The police was investigating the sex-for-influence case before the vice ministerial-level appointment. The presidential secretariat heard the rumor late February, then checked with the prosecution and police. It decided it was okay to proceed with the appointment after hearing from police and the candidate’s wife. But whether it is true or not, it should not have taken lightly the fact that a senior figure of the judiciary branch was associated with a large-scale sex party and sex-tape scandal. It is entirely different from wild scandals about celebrities. It could undermine the authority and credibility of the government and law enforcement. The presidential office’s moral standards are in question if it indeed took the problem lightly.
Kim Haing, spokeswoman for the Blue House, said the presidential office confronted Kim about the rumor, but he denied any wrongdoing. That’s not good enough. If the presidential office screens its candidates simply by asking questions, its appointment process is hardly credible. The Blue House kept silent until the media reported Kim was on the sex tape. Worse, the presidential office has shown no accountability in the matter. It simply commented through a spokesman it will handle the resignation. It mouthed no word of apology for the contentious choice for a senior government post. We can hardly consider the act responsible.

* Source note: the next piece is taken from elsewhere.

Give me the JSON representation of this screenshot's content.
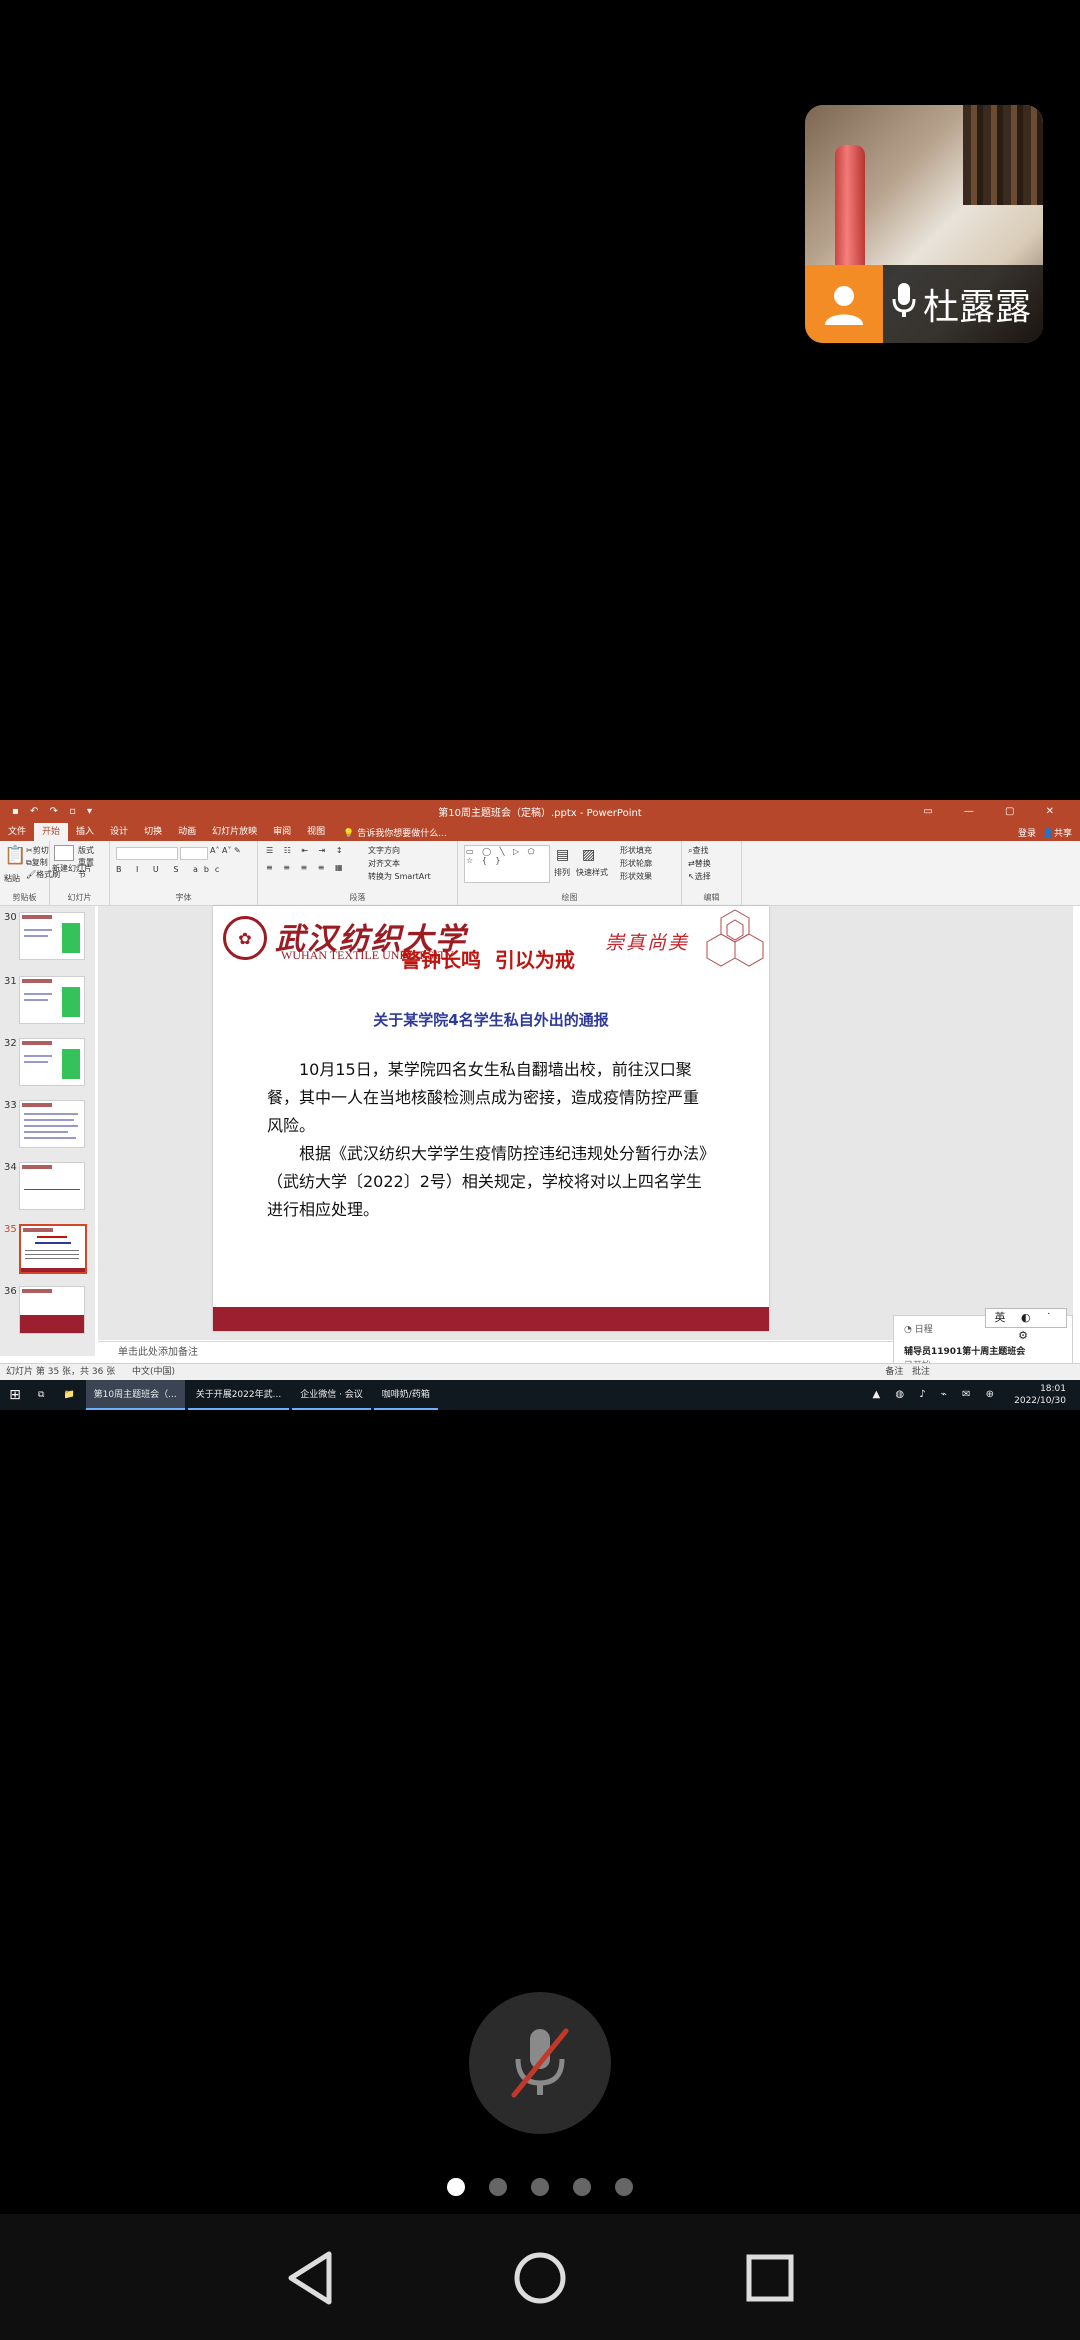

The case is drawing huge interest from the public not just because it is a sex scandal. It showed the ugly and decadent behavior of the rich and powerful. It could trigger public rage and aggravate resentment toward the elite depending on the outcome of the investigation. The Blue House seriously lacks judgment if it made the appointment without considering the potential repercussions and failed to study the police report thoroughly. The capacity of the secretariat would also be in question if it did not report the matter to the president beforehand. In every way, the Blue House cannot avoid the criticism of incompetence in appointments. It needs to fix its recruitment and screening system.